Most important, Fred Fan should use his Saturdays to regrout the bathtub. Anything to stay away from the stadium. As long as he's willing to plunk down $14 to watch Arkansas turn Drillbit Tech into Cream of Wheat, Drillbit will keep getting scheduled and nothing will change.

Changes need to be made for the game's sake. And if not for the game's sake, at least for East Carolina's.



East Carolina was thrown, consecutively, to Nittany Lions (above) and Auburn Tigers.



Florida may have become weary of battling the Hurricanes (in white) every year, but...the Gators seem to have a big appetite for patsies like Kent State (above), which fell 52-9. In '87 they take on Tulsa and Wichita State.



[See caption above.]


The art of scheduling entails not only whom you play, but also when you play 'em. The harder the opponent, the softer the marshmallow you want the preceding week. For instance, by season's end:

Auburn will have played East Carolina before Tennessee, Cincinnati before Georgia and nobody before Alabama.

Alabama will have played Memphis State before Tennessee and nobody before Auburn.

Oklahoma will have played Kansas State before Texas.

Texas will have played Rice before Oklahoma.

Miami will have played nobody before Oklahoma and nobody before Florida State.

Florida State will have played Toledo before Nebraska, Louisville before Miami and nobody before Florida.

Arizona State will have played Wichita State before Arizona.

Of course, this setup stuff works both ways. The week before playing Miami, the Hurricanes' opponents will have played Georgia Southern.
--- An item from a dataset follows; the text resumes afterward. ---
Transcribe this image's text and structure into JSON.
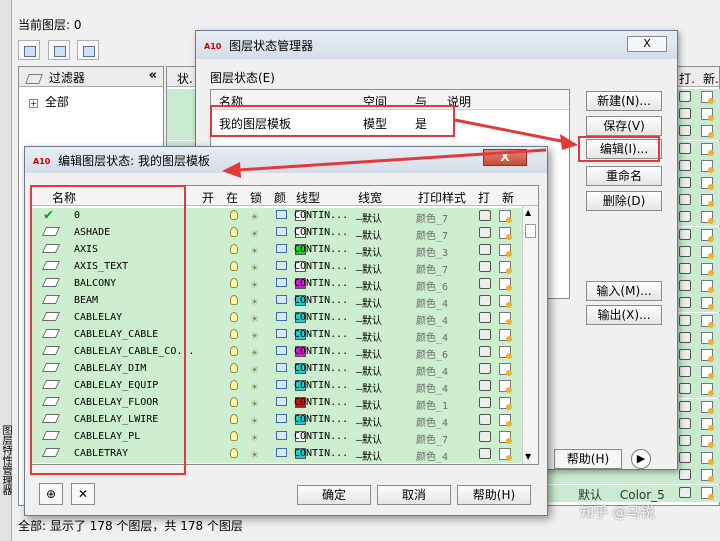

Kansas State, Minnesota, Western Illinois, Virginia Tech, Penn State, Louisville, Syracuse, New Mexico and nobody.